**THE PROBLEM:** From the material below, copy out each line with the word "data" in it.

□ □ □ □

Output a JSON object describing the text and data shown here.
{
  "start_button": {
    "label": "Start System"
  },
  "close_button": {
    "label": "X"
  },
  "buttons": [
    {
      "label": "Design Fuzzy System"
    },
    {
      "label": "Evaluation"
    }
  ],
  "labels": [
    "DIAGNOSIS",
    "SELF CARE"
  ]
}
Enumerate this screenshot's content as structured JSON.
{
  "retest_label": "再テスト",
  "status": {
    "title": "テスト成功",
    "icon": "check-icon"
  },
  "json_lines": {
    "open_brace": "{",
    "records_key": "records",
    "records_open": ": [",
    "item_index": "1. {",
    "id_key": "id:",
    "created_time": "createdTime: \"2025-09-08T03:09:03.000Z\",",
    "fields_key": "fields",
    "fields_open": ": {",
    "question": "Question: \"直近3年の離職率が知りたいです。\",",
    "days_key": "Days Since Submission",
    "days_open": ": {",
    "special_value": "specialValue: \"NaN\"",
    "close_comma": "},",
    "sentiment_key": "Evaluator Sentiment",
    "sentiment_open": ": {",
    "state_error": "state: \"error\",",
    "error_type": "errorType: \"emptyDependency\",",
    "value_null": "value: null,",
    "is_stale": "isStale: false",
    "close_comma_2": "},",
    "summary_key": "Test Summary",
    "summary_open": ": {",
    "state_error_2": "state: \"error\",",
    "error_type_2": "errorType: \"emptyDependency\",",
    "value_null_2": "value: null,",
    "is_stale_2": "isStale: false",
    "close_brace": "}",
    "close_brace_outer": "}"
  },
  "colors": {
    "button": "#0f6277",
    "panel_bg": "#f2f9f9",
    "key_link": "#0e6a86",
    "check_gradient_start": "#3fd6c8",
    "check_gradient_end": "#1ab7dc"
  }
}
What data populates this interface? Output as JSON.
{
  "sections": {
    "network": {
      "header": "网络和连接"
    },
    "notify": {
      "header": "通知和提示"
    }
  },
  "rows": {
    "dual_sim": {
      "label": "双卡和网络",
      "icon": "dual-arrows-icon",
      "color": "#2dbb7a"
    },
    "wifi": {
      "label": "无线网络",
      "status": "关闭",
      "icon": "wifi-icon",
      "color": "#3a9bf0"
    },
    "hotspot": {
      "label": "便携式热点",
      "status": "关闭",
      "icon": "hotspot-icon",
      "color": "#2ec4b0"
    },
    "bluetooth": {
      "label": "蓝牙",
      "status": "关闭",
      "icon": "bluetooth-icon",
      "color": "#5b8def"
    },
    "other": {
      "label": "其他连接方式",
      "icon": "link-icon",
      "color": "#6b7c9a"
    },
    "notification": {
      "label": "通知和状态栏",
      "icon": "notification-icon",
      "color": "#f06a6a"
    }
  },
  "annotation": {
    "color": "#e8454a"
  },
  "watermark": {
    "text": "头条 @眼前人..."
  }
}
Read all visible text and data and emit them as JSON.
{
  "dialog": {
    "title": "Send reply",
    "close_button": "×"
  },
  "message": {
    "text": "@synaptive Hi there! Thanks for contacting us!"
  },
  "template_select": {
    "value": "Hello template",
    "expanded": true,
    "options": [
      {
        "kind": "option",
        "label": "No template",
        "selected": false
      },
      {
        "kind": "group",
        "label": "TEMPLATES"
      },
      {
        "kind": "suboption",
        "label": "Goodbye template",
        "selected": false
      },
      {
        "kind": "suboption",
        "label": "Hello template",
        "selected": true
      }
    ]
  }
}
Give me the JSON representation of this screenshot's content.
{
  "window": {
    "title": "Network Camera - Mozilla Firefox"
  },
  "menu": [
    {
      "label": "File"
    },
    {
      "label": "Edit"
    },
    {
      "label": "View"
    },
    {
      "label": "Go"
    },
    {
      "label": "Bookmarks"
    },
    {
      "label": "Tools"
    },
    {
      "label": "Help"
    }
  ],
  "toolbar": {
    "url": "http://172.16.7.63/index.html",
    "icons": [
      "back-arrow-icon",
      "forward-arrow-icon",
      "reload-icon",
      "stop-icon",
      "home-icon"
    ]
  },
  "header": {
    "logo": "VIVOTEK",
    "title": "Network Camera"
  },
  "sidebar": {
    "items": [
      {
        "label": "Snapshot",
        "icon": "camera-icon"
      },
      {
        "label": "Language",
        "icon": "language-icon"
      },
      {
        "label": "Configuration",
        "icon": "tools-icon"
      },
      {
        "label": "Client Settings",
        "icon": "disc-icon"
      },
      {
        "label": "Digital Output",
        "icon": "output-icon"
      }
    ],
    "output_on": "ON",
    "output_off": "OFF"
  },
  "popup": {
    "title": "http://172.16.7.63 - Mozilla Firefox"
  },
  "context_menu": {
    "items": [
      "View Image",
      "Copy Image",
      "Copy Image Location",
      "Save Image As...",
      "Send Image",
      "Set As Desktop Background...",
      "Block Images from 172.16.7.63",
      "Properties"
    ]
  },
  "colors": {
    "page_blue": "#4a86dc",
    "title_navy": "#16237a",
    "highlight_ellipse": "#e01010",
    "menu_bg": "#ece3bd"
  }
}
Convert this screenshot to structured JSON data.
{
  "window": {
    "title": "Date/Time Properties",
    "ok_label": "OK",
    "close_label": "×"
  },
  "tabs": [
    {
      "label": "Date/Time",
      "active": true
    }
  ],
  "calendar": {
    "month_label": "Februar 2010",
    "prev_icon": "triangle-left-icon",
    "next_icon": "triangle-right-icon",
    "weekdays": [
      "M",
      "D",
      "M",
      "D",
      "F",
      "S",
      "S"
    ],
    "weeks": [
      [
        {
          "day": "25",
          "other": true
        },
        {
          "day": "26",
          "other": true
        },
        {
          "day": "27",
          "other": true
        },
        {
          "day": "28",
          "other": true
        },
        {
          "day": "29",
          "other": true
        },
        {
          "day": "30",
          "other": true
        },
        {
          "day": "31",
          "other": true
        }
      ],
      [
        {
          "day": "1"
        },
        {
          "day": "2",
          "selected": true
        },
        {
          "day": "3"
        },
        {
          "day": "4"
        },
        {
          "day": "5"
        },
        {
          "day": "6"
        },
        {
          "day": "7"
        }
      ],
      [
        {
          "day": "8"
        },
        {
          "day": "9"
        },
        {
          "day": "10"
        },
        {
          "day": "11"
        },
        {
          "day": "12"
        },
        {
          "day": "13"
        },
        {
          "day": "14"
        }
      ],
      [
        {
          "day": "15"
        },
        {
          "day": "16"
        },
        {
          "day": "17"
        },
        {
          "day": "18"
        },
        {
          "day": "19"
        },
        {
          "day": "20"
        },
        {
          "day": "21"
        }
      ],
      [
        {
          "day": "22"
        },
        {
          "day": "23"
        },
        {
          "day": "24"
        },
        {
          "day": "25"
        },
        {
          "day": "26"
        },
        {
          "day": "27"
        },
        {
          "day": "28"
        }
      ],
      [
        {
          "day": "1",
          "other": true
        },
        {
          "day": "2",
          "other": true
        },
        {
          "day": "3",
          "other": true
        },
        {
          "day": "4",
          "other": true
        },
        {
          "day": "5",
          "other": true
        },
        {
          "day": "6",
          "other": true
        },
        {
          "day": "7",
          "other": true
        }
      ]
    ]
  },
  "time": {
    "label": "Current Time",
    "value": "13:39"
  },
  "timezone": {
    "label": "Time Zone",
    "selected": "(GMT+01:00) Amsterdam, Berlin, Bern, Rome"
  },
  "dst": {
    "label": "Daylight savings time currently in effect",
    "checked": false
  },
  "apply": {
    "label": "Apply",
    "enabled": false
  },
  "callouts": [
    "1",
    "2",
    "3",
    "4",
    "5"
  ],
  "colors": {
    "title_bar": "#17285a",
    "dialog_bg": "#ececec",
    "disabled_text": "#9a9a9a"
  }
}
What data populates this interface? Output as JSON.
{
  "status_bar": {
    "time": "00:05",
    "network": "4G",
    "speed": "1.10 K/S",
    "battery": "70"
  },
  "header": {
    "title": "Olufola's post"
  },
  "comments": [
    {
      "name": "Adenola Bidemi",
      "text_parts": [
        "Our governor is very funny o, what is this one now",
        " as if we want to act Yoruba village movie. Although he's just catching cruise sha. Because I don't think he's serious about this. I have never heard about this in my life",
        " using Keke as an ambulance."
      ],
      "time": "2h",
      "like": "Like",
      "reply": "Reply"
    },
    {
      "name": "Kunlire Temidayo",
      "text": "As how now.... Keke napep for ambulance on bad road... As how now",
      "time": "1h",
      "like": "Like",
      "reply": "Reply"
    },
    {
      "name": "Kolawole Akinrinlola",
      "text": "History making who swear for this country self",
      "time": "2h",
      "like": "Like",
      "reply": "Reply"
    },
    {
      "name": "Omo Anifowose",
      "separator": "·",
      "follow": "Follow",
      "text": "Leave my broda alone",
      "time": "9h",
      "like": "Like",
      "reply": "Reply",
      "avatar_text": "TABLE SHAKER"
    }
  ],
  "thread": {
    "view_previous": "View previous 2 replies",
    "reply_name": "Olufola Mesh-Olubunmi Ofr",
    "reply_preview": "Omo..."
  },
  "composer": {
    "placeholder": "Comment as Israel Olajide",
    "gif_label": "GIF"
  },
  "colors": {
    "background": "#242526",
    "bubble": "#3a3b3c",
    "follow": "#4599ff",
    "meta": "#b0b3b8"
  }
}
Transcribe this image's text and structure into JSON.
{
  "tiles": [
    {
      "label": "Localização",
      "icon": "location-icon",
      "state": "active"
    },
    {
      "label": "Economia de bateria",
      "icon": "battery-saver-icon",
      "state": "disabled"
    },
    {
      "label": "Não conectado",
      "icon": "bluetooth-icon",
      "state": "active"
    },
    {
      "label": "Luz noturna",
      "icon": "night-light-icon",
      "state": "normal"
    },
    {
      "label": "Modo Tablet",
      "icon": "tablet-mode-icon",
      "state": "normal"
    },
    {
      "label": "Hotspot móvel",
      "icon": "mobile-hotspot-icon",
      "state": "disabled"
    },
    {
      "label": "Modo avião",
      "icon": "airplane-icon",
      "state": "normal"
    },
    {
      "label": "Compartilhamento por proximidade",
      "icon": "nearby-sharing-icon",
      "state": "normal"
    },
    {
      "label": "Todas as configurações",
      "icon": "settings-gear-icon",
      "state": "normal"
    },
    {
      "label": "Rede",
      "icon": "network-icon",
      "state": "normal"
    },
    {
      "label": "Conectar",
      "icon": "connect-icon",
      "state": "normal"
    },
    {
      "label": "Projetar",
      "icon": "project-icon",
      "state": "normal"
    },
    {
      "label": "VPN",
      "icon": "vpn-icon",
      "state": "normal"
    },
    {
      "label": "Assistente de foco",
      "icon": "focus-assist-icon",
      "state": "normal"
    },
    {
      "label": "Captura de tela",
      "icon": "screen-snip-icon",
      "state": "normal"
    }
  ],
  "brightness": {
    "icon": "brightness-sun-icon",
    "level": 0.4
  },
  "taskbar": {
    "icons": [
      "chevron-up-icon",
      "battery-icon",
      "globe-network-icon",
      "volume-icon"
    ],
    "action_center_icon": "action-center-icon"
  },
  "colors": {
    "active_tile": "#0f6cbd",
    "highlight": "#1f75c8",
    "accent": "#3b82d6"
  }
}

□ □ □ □

**ANSWER AREA:**
Output a JSON object describing the text and data shown here.
What data populates this interface? Output as JSON.
Read all visible text and data and emit them as JSON.
Convert this screenshot to structured JSON data.
What data populates this interface? Output as JSON.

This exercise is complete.